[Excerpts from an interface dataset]
_ _ _ _
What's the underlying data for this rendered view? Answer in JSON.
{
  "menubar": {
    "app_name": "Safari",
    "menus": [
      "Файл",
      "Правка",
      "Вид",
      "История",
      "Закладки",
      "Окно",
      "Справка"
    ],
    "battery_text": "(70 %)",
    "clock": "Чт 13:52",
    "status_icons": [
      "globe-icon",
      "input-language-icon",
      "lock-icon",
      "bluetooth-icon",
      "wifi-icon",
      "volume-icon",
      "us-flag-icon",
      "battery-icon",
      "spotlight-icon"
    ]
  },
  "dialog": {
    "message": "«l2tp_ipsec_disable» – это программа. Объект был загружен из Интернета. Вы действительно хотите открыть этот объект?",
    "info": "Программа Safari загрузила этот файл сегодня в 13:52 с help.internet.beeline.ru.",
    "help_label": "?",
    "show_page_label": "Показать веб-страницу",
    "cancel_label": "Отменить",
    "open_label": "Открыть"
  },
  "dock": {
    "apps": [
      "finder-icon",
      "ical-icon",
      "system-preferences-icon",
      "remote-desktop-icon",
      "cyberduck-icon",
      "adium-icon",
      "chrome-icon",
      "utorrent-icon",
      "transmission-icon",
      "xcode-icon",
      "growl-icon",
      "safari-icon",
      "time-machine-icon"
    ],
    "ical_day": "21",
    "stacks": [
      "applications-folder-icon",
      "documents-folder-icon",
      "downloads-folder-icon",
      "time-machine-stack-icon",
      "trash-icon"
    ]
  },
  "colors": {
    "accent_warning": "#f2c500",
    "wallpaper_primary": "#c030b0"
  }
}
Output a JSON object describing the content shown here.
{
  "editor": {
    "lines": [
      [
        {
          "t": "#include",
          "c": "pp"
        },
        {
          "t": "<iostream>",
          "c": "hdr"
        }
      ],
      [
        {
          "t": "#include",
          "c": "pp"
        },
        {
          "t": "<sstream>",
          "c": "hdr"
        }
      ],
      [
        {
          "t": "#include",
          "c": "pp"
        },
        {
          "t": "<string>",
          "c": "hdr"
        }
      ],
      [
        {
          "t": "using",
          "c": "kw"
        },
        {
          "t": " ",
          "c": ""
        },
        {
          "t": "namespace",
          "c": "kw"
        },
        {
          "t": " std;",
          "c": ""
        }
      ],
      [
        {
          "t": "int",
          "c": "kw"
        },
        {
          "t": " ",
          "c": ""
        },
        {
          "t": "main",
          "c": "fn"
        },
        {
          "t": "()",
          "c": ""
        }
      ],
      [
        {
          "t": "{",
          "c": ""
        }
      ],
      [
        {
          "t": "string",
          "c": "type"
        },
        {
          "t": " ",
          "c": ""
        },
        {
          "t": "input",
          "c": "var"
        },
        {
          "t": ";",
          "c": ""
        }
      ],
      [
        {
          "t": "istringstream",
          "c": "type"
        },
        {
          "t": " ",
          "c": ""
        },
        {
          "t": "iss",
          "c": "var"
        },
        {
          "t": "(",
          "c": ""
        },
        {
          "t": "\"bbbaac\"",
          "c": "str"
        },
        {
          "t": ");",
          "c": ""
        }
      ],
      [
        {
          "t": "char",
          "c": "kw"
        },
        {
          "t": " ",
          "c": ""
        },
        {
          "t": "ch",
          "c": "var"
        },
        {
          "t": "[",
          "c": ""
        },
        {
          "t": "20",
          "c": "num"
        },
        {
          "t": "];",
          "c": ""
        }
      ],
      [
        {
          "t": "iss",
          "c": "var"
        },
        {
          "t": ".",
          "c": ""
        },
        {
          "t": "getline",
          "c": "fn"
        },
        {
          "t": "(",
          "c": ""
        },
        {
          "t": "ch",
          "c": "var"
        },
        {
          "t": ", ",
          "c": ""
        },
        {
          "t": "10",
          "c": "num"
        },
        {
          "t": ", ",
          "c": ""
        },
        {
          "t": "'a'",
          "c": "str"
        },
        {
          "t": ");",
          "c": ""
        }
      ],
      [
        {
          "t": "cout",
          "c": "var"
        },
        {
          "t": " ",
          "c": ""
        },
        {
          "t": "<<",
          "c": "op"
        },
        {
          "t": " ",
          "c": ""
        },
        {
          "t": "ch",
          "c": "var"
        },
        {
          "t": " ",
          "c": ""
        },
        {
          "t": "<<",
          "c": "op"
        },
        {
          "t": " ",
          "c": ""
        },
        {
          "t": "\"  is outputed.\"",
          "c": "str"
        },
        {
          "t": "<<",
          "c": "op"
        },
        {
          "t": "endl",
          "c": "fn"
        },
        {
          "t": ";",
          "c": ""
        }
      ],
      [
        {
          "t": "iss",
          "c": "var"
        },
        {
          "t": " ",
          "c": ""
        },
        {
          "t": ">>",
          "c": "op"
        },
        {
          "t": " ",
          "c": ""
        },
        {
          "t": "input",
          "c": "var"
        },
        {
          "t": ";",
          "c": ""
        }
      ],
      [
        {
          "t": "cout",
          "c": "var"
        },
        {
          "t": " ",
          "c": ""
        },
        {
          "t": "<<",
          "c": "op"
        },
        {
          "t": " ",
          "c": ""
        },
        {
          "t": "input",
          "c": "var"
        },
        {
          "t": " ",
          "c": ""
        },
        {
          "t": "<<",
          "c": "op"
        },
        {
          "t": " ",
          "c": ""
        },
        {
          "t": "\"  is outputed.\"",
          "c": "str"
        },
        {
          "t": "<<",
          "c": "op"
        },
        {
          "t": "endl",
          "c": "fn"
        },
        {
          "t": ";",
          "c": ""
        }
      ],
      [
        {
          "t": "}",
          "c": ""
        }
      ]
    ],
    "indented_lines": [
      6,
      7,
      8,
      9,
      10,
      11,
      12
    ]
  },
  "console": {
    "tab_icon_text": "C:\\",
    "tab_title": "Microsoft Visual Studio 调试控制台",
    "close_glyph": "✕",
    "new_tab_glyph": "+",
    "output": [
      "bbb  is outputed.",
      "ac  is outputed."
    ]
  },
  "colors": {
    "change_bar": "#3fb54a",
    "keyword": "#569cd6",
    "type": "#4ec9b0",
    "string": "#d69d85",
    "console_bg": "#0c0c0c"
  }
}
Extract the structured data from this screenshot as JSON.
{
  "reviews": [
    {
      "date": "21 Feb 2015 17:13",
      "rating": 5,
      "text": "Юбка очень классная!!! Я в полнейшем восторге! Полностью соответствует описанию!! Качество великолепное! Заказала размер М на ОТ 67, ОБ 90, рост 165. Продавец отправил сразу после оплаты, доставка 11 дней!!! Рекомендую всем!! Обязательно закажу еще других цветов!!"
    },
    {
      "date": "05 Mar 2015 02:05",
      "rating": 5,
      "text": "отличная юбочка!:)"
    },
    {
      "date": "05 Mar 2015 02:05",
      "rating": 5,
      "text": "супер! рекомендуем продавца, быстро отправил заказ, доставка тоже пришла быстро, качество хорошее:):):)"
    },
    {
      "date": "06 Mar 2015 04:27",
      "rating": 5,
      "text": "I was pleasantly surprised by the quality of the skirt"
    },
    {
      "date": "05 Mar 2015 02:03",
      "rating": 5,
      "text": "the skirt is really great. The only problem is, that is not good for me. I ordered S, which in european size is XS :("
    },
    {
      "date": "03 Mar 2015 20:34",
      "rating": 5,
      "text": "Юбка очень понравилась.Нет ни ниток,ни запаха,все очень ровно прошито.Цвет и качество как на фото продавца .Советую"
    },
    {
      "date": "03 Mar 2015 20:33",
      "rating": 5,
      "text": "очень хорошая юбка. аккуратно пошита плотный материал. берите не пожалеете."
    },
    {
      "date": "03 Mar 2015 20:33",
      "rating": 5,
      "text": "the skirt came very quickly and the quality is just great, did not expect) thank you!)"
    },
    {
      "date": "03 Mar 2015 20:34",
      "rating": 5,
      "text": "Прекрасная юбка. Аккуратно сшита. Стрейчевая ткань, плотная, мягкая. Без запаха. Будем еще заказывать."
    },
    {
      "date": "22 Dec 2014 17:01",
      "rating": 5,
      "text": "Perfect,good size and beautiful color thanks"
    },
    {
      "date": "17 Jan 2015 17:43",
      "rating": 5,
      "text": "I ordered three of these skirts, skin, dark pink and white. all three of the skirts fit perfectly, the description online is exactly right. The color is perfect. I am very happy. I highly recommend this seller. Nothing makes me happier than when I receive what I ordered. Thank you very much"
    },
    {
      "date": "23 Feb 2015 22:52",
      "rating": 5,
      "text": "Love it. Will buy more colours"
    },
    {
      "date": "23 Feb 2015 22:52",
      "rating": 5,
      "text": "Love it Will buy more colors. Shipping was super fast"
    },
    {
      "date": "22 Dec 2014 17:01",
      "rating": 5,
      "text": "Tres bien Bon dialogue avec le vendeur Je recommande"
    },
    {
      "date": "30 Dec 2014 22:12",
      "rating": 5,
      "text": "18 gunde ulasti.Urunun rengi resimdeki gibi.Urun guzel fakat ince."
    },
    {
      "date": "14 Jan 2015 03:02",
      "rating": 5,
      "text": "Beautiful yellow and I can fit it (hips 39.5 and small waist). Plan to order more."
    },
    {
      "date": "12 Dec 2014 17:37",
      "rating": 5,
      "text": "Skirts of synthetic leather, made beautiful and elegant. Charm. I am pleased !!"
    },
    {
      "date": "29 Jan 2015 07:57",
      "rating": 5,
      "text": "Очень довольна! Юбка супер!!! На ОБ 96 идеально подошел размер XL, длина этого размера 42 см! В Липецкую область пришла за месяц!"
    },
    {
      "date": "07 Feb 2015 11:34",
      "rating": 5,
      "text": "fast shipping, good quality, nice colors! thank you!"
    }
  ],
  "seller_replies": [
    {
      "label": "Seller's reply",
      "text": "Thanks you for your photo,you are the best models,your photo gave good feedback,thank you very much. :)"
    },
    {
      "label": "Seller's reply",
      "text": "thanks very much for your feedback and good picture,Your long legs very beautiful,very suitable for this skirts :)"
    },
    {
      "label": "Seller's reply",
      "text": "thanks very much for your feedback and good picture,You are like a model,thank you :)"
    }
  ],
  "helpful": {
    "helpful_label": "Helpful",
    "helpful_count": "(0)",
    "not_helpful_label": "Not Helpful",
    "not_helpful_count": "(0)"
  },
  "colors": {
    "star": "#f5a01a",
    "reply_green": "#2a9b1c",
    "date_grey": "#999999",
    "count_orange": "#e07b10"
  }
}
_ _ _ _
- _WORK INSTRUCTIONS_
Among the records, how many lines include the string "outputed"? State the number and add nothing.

- _ANSWER SECTION_
4